You are right with web service usually we have SOAP(xml) over HTTP, for EJBs it will simply be RMI the data being serialized.
To call your EJB the way you do it depends on the type of client.
But basically the idea is to do JNDI lookup to get a local proxy of your remote EJB.
In a server you can use dependency injection @Resource, outside a server you'll have to code manually the JNDI lookup.

I hope that'll help
My guess would be that you have validation rules emdedded in your Customer class and the validation fails before persisting.
But it is hard to say without seeing the Customer
If I am getting this right your are talking about using a Messaging Endpoint, which is in itself a pattern for messaging applications.

The messaging gateways dont have to be EJB-based

After the way you access the messaging gateways (HTTP or direct access) is up to you or requirements
Yes you can and I did it.
Well actually in depends on your type of Java client. In both cases the Client is running a JVM different to the running the application server.
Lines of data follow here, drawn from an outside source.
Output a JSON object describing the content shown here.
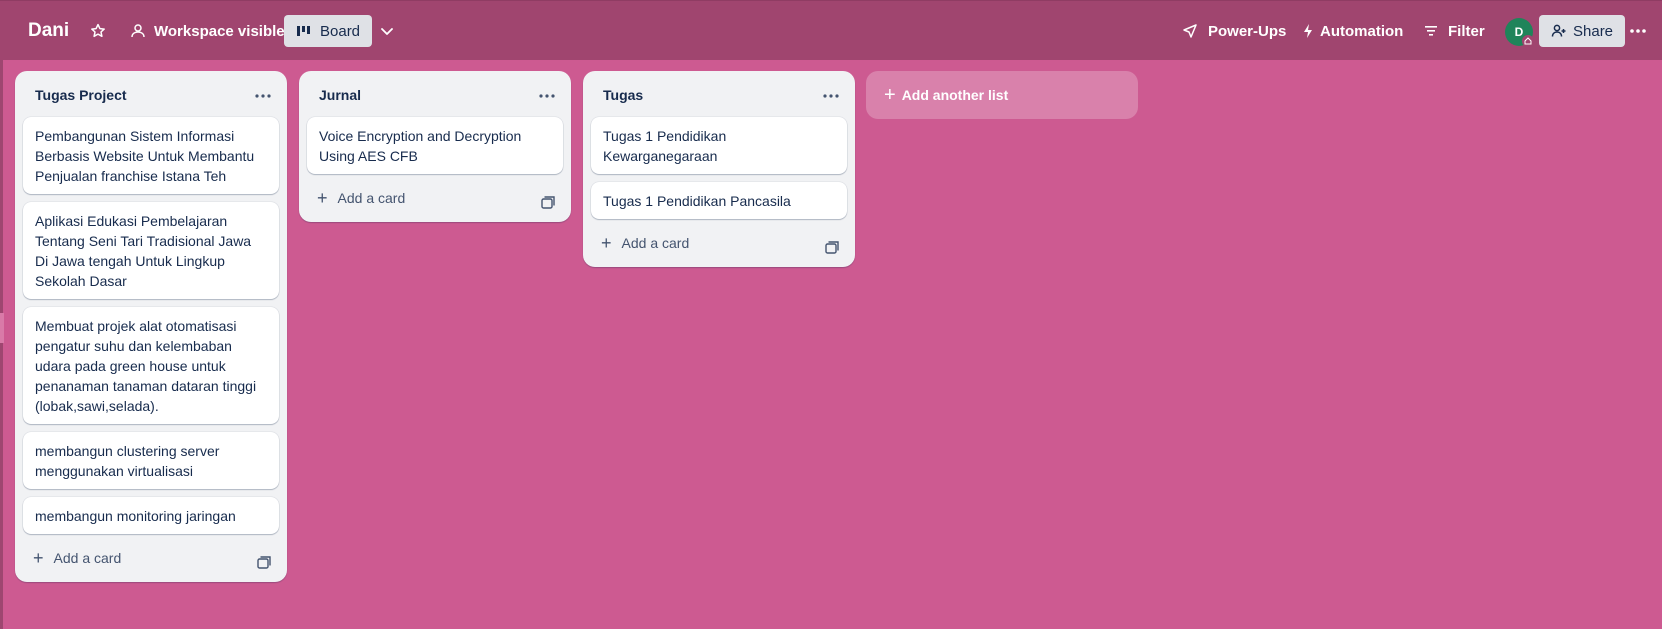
{
  "header": {
    "board_title": "Dani",
    "visibility_label": "Workspace visible",
    "view_label": "Board",
    "powerups_label": "Power-Ups",
    "automation_label": "Automation",
    "filter_label": "Filter",
    "avatar_initial": "D",
    "share_label": "Share"
  },
  "lists": [
    {
      "title": "Tugas Project",
      "cards": [
        "Pembangunan Sistem Informasi Berbasis Website Untuk Membantu Penjualan franchise Istana Teh",
        "Aplikasi Edukasi Pembelajaran Tentang Seni Tari Tradisional Jawa Di Jawa tengah Untuk Lingkup Sekolah Dasar",
        "Membuat projek alat otomatisasi pengatur suhu dan kelembaban udara pada green house untuk penanaman tanaman dataran tinggi (lobak,sawi,selada).",
        "membangun clustering server menggunakan virtualisasi",
        "membangun monitoring jaringan"
      ],
      "add_card_label": "Add a card"
    },
    {
      "title": "Jurnal",
      "cards": [
        "Voice Encryption and Decryption Using AES CFB"
      ],
      "add_card_label": "Add a card"
    },
    {
      "title": "Tugas",
      "cards": [
        "Tugas 1 Pendidikan Kewarganegaraan",
        "Tugas 1 Pendidikan Pancasila"
      ],
      "add_card_label": "Add a card"
    }
  ],
  "add_list_label": "Add another list",
  "colors": {
    "background": "#cd5a91",
    "header": "#a0456f",
    "list": "#f1f2f4",
    "avatar": "#1f845a"
  }
}
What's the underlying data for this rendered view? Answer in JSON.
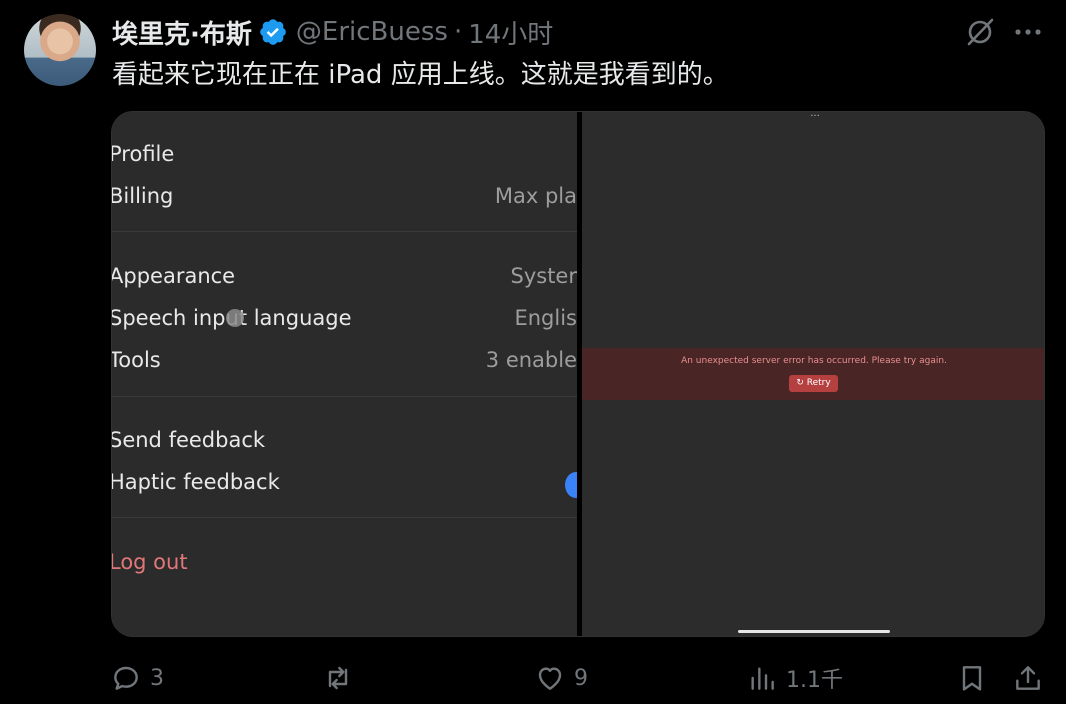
{
  "tweet": {
    "author": "埃里克·布斯",
    "handle": "@EricBuess",
    "separator": "·",
    "time": "14小时",
    "text": "看起来它现在正在 iPad 应用上线。这就是我看到的。"
  },
  "media": {
    "settings": {
      "profile": "Profile",
      "billing": "Billing",
      "billing_value": "Max pla",
      "appearance": "Appearance",
      "appearance_value": "Syster",
      "speech": "Speech input language",
      "speech_value": "Englis",
      "tools": "Tools",
      "tools_value": "3 enable",
      "send_feedback": "Send feedback",
      "haptic": "Haptic feedback",
      "logout": "Log out"
    },
    "handle_dots": "···",
    "error": {
      "message": "An unexpected server error has occurred. Please try again.",
      "retry": "Retry",
      "retry_icon": "↻"
    }
  },
  "actions": {
    "replies": "3",
    "retweets": "",
    "likes": "9",
    "views": "1.1千"
  },
  "icons": [
    "verified-badge-icon",
    "grok-icon",
    "more-icon",
    "reply-icon",
    "retweet-icon",
    "like-icon",
    "views-icon",
    "bookmark-icon",
    "share-icon"
  ],
  "colors": {
    "background": "#000000",
    "verified": "#1d9bf0",
    "secondary_text": "#71767b",
    "error_banner": "#4a2525",
    "retry_button": "#b54040",
    "logout": "#e0787a"
  }
}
If you have Java standalone application running in an ACC (Application Client Container) you can use annotations to inject EJBs coming from the
JNDI in the application server. The reason it works is that the ACC and the Application server are in close communication.
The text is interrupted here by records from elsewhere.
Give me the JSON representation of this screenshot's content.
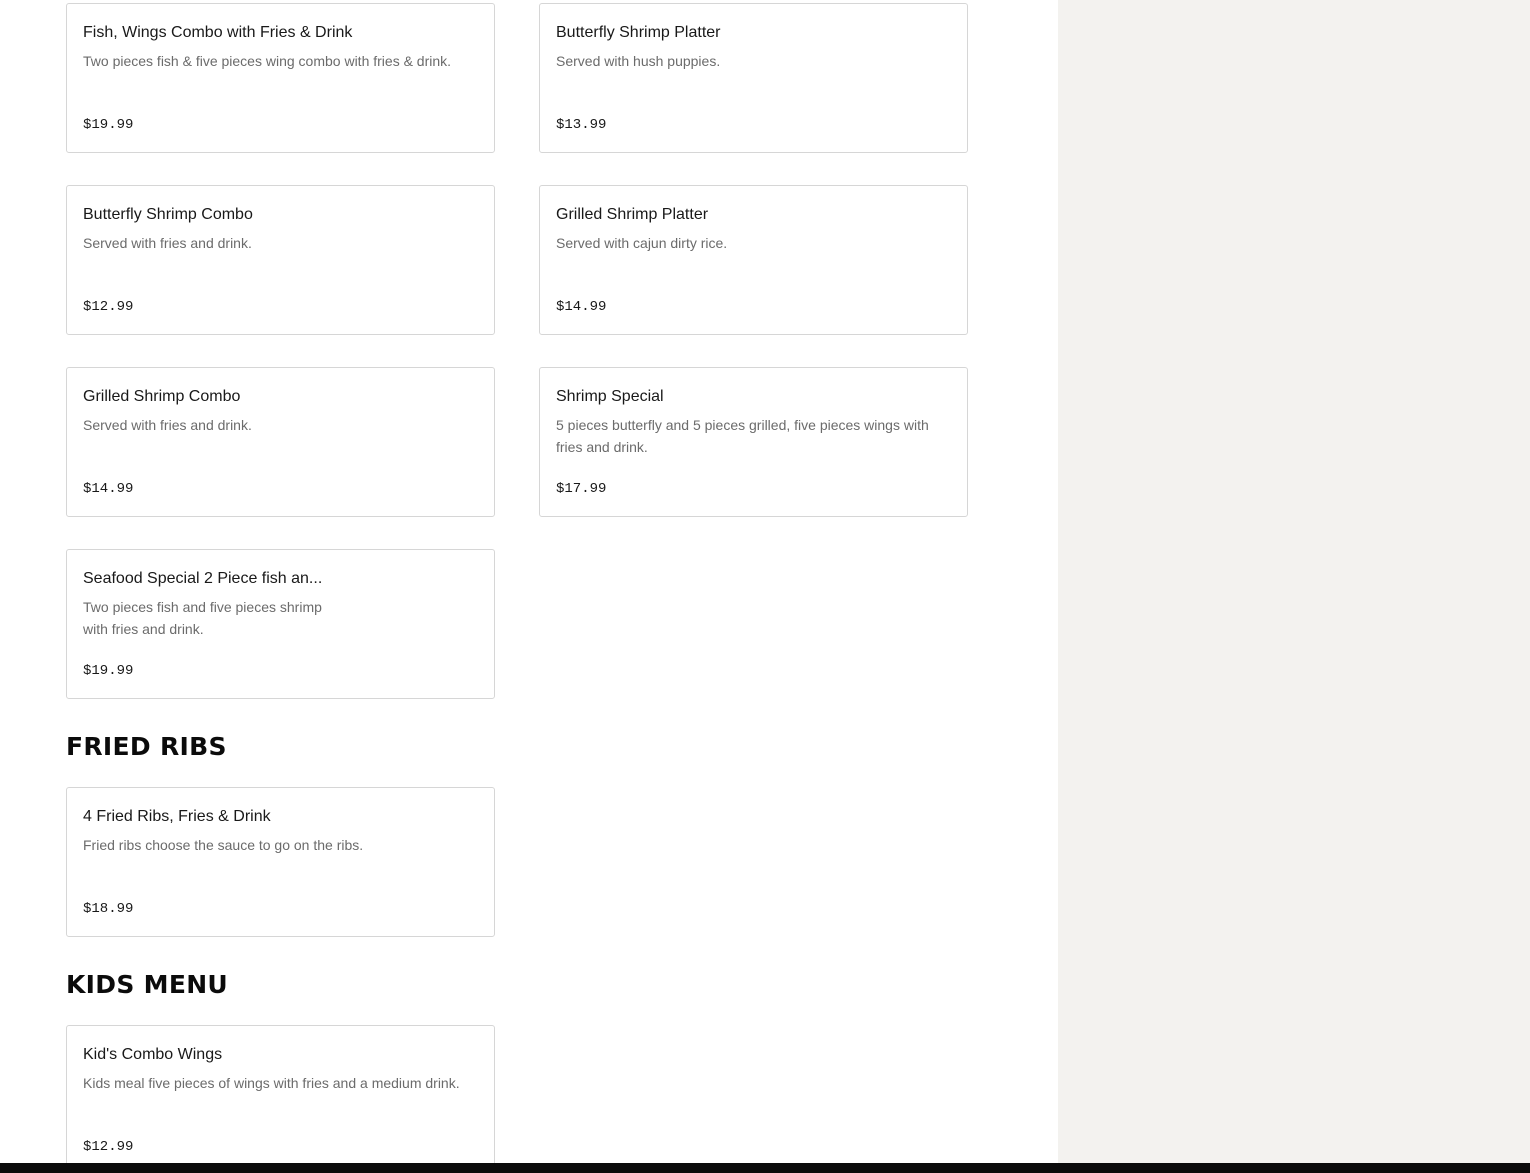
{
  "colors": {
    "page_background": "#ffffff",
    "side_panel_background": "#f3f2ef",
    "card_border": "#d6d6d6",
    "description_text": "#6b6b6b",
    "bottom_bar": "#0b0b0b"
  },
  "menu": {
    "seafood_items": [
      {
        "name": "Fish, Wings Combo with Fries & Drink",
        "description": "Two pieces fish & five pieces wing combo with fries & drink.",
        "price": "$19.99"
      },
      {
        "name": "Butterfly Shrimp Platter",
        "description": "Served with hush puppies.",
        "price": "$13.99"
      },
      {
        "name": "Butterfly Shrimp Combo",
        "description": "Served with fries and drink.",
        "price": "$12.99"
      },
      {
        "name": "Grilled Shrimp Platter",
        "description": "Served with cajun dirty rice.",
        "price": "$14.99"
      },
      {
        "name": "Grilled Shrimp Combo",
        "description": "Served with fries and drink.",
        "price": "$14.99"
      },
      {
        "name": "Shrimp Special",
        "description": "5 pieces butterfly and 5 pieces grilled, five pieces wings with fries and drink.",
        "price": "$17.99"
      },
      {
        "name": "Seafood Special 2 Piece fish an...",
        "description": "Two pieces fish and five pieces shrimp with fries and drink.",
        "price": "$19.99"
      }
    ],
    "fried_ribs": {
      "title": "FRIED RIBS",
      "items": [
        {
          "name": "4 Fried Ribs, Fries & Drink",
          "description": "Fried ribs choose the sauce to go on the ribs.",
          "price": "$18.99"
        }
      ]
    },
    "kids_menu": {
      "title": "KIDS MENU",
      "items": [
        {
          "name": "Kid's Combo Wings",
          "description": "Kids meal five pieces of wings with fries and a medium drink.",
          "price": "$12.99"
        }
      ]
    }
  }
}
But if your java standalone application is running outside an ACC then it does not work as far as I know. You have to retrieve the remote EJB
by doing a manual JNDI lookup with the Initial Context initialised with the PROVIDER_URL of the relevant application server.

Unfortunately I dont have enough time to find you a step by step guide now, but I hope it is clear enough.
When I get the chance I'll add some more if you want to
I see, I think the process was still going when you killed it just at a very slow pace.
I had a similar case before.
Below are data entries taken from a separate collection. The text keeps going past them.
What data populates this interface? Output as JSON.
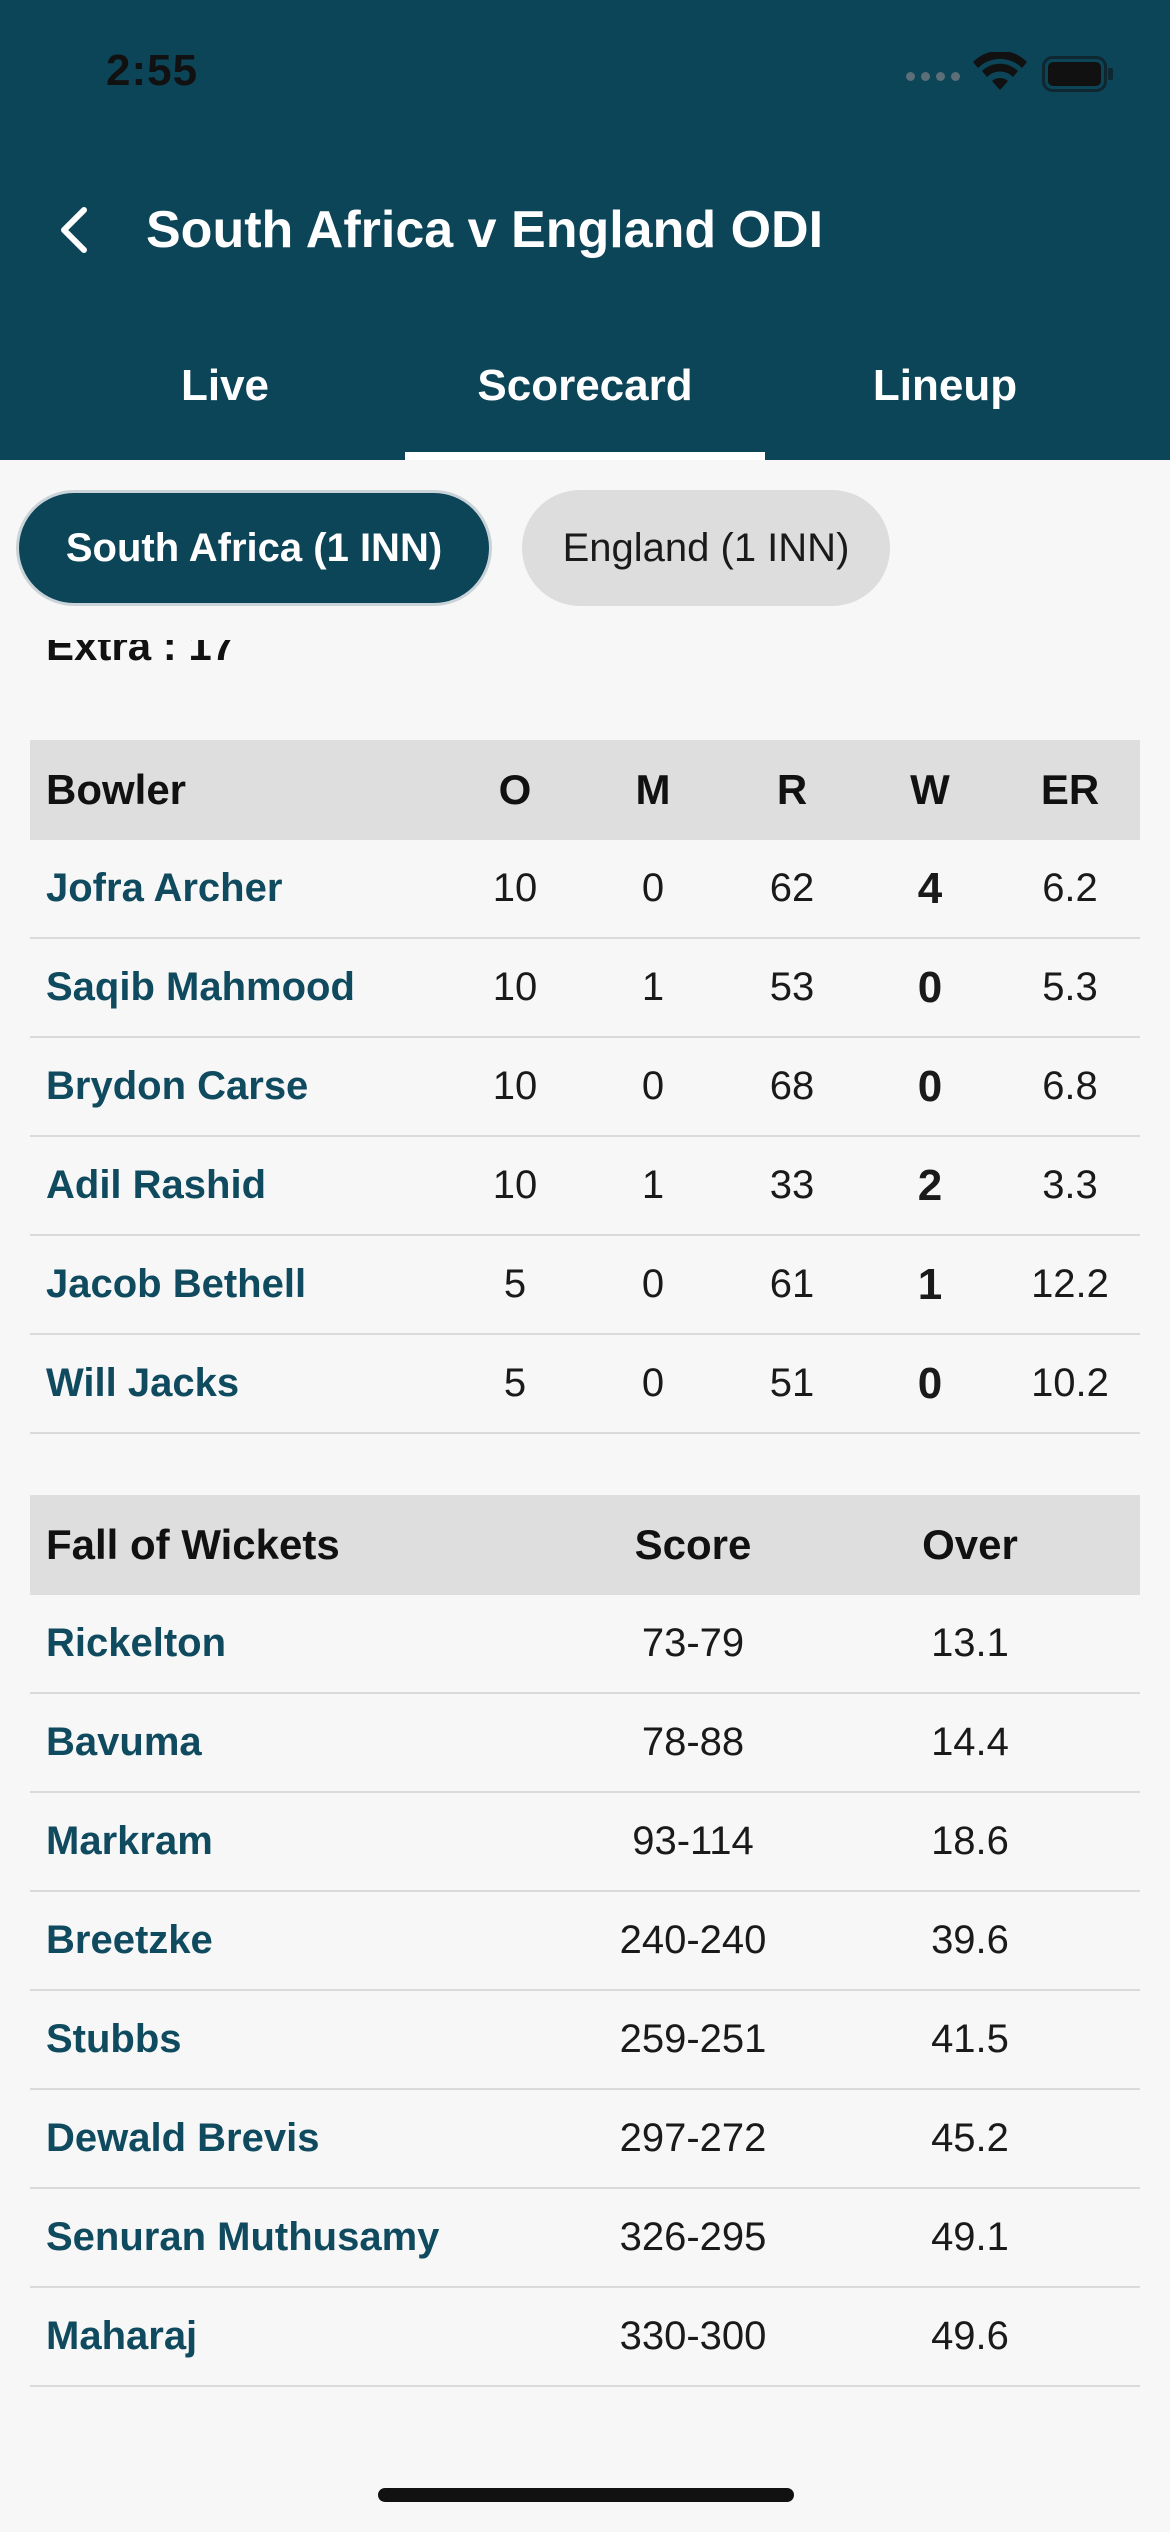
{
  "status_bar": {
    "time": "2:55"
  },
  "header": {
    "title": "South Africa v England ODI"
  },
  "tabs": [
    {
      "label": "Live"
    },
    {
      "label": "Scorecard"
    },
    {
      "label": "Lineup"
    }
  ],
  "active_tab": "Scorecard",
  "innings": [
    {
      "label": "South Africa (1 INN)",
      "active": true
    },
    {
      "label": "England (1 INN)",
      "active": false
    }
  ],
  "extras_text": "Extra : 17",
  "bowling": {
    "headers": {
      "bowler": "Bowler",
      "o": "O",
      "m": "M",
      "r": "R",
      "w": "W",
      "er": "ER"
    },
    "rows": [
      {
        "name": "Jofra Archer",
        "o": "10",
        "m": "0",
        "r": "62",
        "w": "4",
        "er": "6.2"
      },
      {
        "name": "Saqib Mahmood",
        "o": "10",
        "m": "1",
        "r": "53",
        "w": "0",
        "er": "5.3"
      },
      {
        "name": "Brydon Carse",
        "o": "10",
        "m": "0",
        "r": "68",
        "w": "0",
        "er": "6.8"
      },
      {
        "name": "Adil Rashid",
        "o": "10",
        "m": "1",
        "r": "33",
        "w": "2",
        "er": "3.3"
      },
      {
        "name": "Jacob Bethell",
        "o": "5",
        "m": "0",
        "r": "61",
        "w": "1",
        "er": "12.2"
      },
      {
        "name": "Will Jacks",
        "o": "5",
        "m": "0",
        "r": "51",
        "w": "0",
        "er": "10.2"
      }
    ]
  },
  "fall_of_wickets": {
    "headers": {
      "name": "Fall of Wickets",
      "score": "Score",
      "over": "Over"
    },
    "rows": [
      {
        "name": "Rickelton",
        "score": "73-79",
        "over": "13.1"
      },
      {
        "name": "Bavuma",
        "score": "78-88",
        "over": "14.4"
      },
      {
        "name": "Markram",
        "score": "93-114",
        "over": "18.6"
      },
      {
        "name": "Breetzke",
        "score": "240-240",
        "over": "39.6"
      },
      {
        "name": "Stubbs",
        "score": "259-251",
        "over": "41.5"
      },
      {
        "name": "Dewald Brevis",
        "score": "297-272",
        "over": "45.2"
      },
      {
        "name": "Senuran Muthusamy",
        "score": "326-295",
        "over": "49.1"
      },
      {
        "name": "Maharaj",
        "score": "330-300",
        "over": "49.6"
      }
    ]
  },
  "colors": {
    "header_bg": "#0c4458",
    "link": "#0f4a5f",
    "table_header_bg": "#dedede",
    "pill_inactive_bg": "#dddddd"
  }
}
Well in JPA/hibernate you have examples of specific code to handle big batches.
Basically you keep in memory only 1000 objects that you insert in DB, then you clear the memory and take care of the next 1000 and so on ....
After you know JPA generate a lot of SQL requests if you have a rich object model with plenty of relationships.
So you may want to check the SQL generated by JPA and make all SQL requests are really necessary.
I could improve the perf of my batch by leaving alone not necessary foreign keys
when you say the transaction never completes what do you actually get ? an error message ? if yes what is it ?
With more information around the problem we can provide a more appropriate answer
look at the JEE tutorials you will find ear files for the sample applications
It is a very low level technical concern, maybe not so relevant from an architectural point of view
You can put the level of detail that you want in the component diagram, it is totally up to you and there is no real wrong or right level of detail.
Just a level a detail which is appropriate to pass your ideas across (to examiner in that case).

I used the Cade's way in my assignemnt with only high level components (X DAO ) in the integration layer>.
I suited the design of my solution.
I then described in more detail these integration components in the class diagram.
Instead of using @Session I would rather use the more specific @Stateful and @Stateless, you could lose marks by not being specific enough.

As for the @application I would not personaly use it, I would stick to the default stereotypes @Entity, @Stateful, @Stateless, @MDB and the one for the JSF managed bean (@Managed ?) for the real component classes managed by the container. Any other other class that is not a component managed by the container is a regular class even if it comes from a JEE pattern.

Based on what I did in my own assignment ;-)

Good luck
welcome to the club !
12 years ago
If you do some research and go on the Oracle and the SCEA FAQ section of this forum you'll get the answers to most of your questions
12 years ago
I did use JSF in my solution but in the class diagram it did NOT show any JSF specific artifact.
I stayed very generic with Controller classes in my presentation tier.
After I just put a note on the class diagram to explain why I showed the presentation tier this way.
This is basically the Mark Cade's way.